You don’t know what you’ve got until it’s gone is an all too common sentiment. Appreciation, gratitude, stopping to smell the roses, then going a little further and seeing the best in people and situations. Its not always easy but it’s a crucial part of success. I recently had a conversation with an acquaintance who told me that they didn’t realise how valued and important they were to their organisation until they announced their resignation. Numerous compliments and words of praise were sent their way when colleagues found out they were leaving, however this positive feedback was largely absent throughout their time at the organisation. This story is not unusual and troubled me motivating me to write this article.
Traditional workplace practices encourage providing feedback to staff early and regularly when they are not performing or meeting expectations. This approach encourages managers and supervisors to focus on and be fearful of, errors and inefficiencies amongst their team. Other workplace practices encourage managers to start a performance discussion with positive feedback, then provide constructive feedback and then end with positive feedback. The thinking behind this is that if you consistently offer feedback around problems and issues, then staff will learn from this and get better at their job.
Current trends in psychology suggest that focusing on someone’s strengths and being generous with positive feedback, produces much better results.

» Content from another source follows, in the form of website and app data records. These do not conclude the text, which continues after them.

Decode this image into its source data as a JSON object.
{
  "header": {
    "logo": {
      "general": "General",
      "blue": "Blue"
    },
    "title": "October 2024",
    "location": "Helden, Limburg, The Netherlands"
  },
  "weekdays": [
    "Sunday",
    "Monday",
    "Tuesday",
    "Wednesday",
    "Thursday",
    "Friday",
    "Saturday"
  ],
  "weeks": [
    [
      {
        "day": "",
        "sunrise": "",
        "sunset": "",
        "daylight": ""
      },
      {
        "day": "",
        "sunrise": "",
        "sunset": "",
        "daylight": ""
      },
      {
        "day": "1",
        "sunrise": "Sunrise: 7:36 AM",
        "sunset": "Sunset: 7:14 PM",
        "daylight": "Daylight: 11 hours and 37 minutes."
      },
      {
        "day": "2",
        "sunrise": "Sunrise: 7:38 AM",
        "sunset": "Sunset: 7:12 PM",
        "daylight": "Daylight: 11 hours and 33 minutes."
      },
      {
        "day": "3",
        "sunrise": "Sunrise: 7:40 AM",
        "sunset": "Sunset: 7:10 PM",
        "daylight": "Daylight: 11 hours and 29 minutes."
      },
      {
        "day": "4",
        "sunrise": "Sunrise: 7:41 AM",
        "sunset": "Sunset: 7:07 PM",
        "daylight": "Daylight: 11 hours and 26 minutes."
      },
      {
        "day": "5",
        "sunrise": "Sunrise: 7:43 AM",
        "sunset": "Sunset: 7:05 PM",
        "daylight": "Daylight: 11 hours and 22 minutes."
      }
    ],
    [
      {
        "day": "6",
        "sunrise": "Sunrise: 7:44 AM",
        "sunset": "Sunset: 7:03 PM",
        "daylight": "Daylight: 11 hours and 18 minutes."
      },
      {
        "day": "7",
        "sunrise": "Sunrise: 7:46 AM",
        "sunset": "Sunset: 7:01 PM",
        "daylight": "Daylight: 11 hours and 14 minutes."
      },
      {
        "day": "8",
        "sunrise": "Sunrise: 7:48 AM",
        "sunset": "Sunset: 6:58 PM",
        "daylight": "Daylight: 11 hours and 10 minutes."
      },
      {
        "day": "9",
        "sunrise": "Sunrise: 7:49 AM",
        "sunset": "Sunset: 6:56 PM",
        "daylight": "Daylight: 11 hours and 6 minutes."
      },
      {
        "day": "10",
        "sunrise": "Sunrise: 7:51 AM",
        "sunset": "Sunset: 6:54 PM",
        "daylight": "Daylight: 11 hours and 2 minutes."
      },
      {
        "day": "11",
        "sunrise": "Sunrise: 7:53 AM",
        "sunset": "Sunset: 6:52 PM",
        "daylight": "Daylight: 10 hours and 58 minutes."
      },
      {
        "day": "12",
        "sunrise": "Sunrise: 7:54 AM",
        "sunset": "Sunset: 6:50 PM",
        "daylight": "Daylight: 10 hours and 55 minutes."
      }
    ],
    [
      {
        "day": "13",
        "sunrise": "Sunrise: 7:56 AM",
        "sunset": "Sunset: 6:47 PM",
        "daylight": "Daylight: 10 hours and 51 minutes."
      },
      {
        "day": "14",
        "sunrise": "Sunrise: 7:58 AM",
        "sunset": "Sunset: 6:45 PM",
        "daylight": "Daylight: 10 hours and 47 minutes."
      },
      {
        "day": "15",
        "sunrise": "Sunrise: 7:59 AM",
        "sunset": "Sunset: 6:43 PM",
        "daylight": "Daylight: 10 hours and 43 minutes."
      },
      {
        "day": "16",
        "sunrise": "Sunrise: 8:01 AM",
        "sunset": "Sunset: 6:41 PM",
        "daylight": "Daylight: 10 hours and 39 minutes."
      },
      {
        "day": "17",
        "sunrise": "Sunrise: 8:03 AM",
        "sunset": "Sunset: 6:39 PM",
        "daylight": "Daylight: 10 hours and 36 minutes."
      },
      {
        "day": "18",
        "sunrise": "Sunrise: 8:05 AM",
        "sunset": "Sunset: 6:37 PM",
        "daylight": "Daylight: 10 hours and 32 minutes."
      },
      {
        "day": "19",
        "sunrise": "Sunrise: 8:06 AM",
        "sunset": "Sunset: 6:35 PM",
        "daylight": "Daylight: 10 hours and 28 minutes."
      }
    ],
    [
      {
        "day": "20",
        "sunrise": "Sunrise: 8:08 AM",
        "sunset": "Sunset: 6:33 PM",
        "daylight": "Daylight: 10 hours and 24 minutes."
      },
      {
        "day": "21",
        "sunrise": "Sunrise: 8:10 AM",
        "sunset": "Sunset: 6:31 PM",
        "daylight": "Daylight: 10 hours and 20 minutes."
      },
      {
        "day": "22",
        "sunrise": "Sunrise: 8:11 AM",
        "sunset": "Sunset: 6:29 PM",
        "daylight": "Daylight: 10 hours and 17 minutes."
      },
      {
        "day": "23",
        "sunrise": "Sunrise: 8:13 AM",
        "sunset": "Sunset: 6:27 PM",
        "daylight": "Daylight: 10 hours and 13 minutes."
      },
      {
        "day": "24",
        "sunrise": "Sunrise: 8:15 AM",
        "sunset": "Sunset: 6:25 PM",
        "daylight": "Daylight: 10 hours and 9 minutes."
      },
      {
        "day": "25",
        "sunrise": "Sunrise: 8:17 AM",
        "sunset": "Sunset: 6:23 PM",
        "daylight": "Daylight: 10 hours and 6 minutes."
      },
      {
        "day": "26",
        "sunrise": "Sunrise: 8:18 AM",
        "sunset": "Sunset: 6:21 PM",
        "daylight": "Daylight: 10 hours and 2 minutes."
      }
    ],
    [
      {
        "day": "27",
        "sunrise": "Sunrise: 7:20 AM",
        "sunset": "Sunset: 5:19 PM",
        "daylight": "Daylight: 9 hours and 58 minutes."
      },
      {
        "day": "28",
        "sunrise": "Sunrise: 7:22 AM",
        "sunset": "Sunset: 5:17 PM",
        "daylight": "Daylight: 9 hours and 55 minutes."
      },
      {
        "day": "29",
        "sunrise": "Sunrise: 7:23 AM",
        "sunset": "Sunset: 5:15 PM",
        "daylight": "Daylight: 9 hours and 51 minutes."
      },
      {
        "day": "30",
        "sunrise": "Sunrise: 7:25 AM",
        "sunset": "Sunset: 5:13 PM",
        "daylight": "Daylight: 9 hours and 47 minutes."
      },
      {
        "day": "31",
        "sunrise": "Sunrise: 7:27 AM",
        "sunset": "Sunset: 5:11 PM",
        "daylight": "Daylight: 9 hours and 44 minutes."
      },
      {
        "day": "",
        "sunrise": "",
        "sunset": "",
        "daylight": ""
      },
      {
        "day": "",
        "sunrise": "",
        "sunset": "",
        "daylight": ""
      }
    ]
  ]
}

How? This is so clear to me when I consider it from another perspective. I am an avid golfer and have been for many years. If I had a coach in my early golfing years whose only feedback had been that my swing wasn’t right, my grip was off, and I wasn’t hitting the ball far enough despite my best efforts, I would very likely feel defensive, lose confidence, and may even have given up on golf. On the other hand if my coach encouraged me and gave me praise for my efforts, I’d be motivated to do my best, and I’d even be more likely to take on feedback about what I can do better.
A big part of motivating a team when you are in a leadership role is seeing someone’s potential and expressing that you have confidence and trust in them to do the job. The focus is on identifying and enhancing people’s unique strengths and capabilities. This does not mean avoiding areas of development and learning, it means using an individual’s strengths as an opportunity to discuss growth and learning.
One of the most challenging aspects of managing people is that there is no ‘text book’ approach. Each person has their own unique blend of personality traits, skills, experience, and capabilities. As a leader you can use this knowledge with job design to create new levels of motivation and bring out the best in people. Leaders need to adapt their styles and approach to different personalities within their teams. Appreciating what the individuals in your team or organisation have to offer allows you to fit tasks/roles to people and to position staff strategically where they will do their best work, much like a coach does in a football team.
At AccessEAP we want to help you bring out the best in your staff. Our Relationship Management team have recently completed a very successful strengths project, a case study on the results and process will be available via our website this month. In addition we offer a range of services which can assist you with understanding your team, and identify how to support and develop them in their roles. This may include consultation with one of our senior clinicians for tips on communicating with your team, and perhaps even utilising our coaching service.
I am delighted to add that I have a new golf coach who praises my swing, my grip and overall ability. Directions for improvement are delivered with lots of positive encouragement. Last game I lost a stroke off my handicap!